“Your mind is a powerful thing. When you filter it with positive thoughts, your life will start to change.”


Meditation has become a common practice in the United States, but it wasn’t always that way. Eastern cultures have embraced this type of holistic practice for thousands of years. Now we are finally discovering the immense benefits that can derive from meditation.

What Is Meditation?

Meditation is a practice that involves tuning into the present moment and simply being. It is about training in awareness and getting a healthy sense of perspective. You’re not trying to turn off your thoughts or feelings – you’re simply learning how to observe them without fear or judgment. When we meditate, we get to know our pain, improve our focus, form stronger connections, and learn to be kinder to ourselves.

Meditation typically involves a series of deep breathing and relaxation techniques to help you learn how to pay attention to your breath as it goes in and out, and to notice when your mind starts wandering from this task. Ultimately, meditation teaches you how to return to – and remain in – the present moment.

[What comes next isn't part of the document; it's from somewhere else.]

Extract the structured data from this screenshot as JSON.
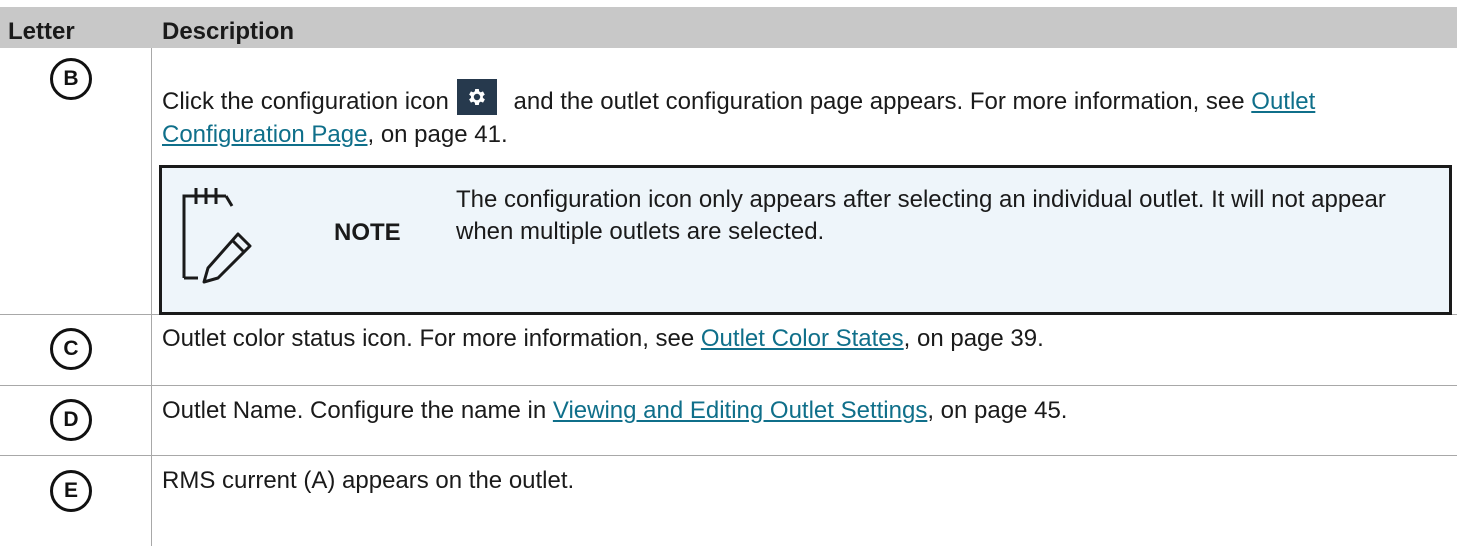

The Many Benefits of Meditation

Far too often, we find ourselves stressed and overwhelmed by our busy calendars, pressures at home and at work, and any negative reactions we receive. Those who struggle with mental illness or addiction may find it even harder to push past the cynicism to pursue recovery – especially with the stigma and shame that often surrounds them.

If you take some time each day to practice meditation and put it to good use, you’ll find that meditation can work in some truly magnificent ways:

  • Meditation can lower your blood pressure and reduce your stress levels.
  • Studies have shown that meditation can help ease symptoms of mental illness and even change the chemical makeup of the brain altogether.
  • By practicing meditation, you become more apt to focus and see things clearly.
  • Meditation can aid in recovery as it becomes part of your structure and routine.
  • Medication can help you feel less reactive to situations that are upsetting.
Meditation and Recovery

In a way, meditation and addiction are opposites. Meditation is checking in with the here and now, while addiction is checking out.

By giving people more control over their emotions and deeper insight into themselves, meditation can be a powerful tool for addicts in recovery. Meditation helps them see the bigger picture – to step back and then work through their emotions in a way that is more productive and conducive to recovery.

If you are ready to seek help, speak with a professional from Alta Loma today.

At Alta Loma, we believe in the ability of our residents to tap into their inner strength to make a change. Our goal is to provide a supportive, caring environment that empowers them to succeed. We offer transformational services for residents with co-occurring mental health and substance abuse disorders that help them achieve sustainable, long-term recovery. To learn more, call us today at (866) 457-3843.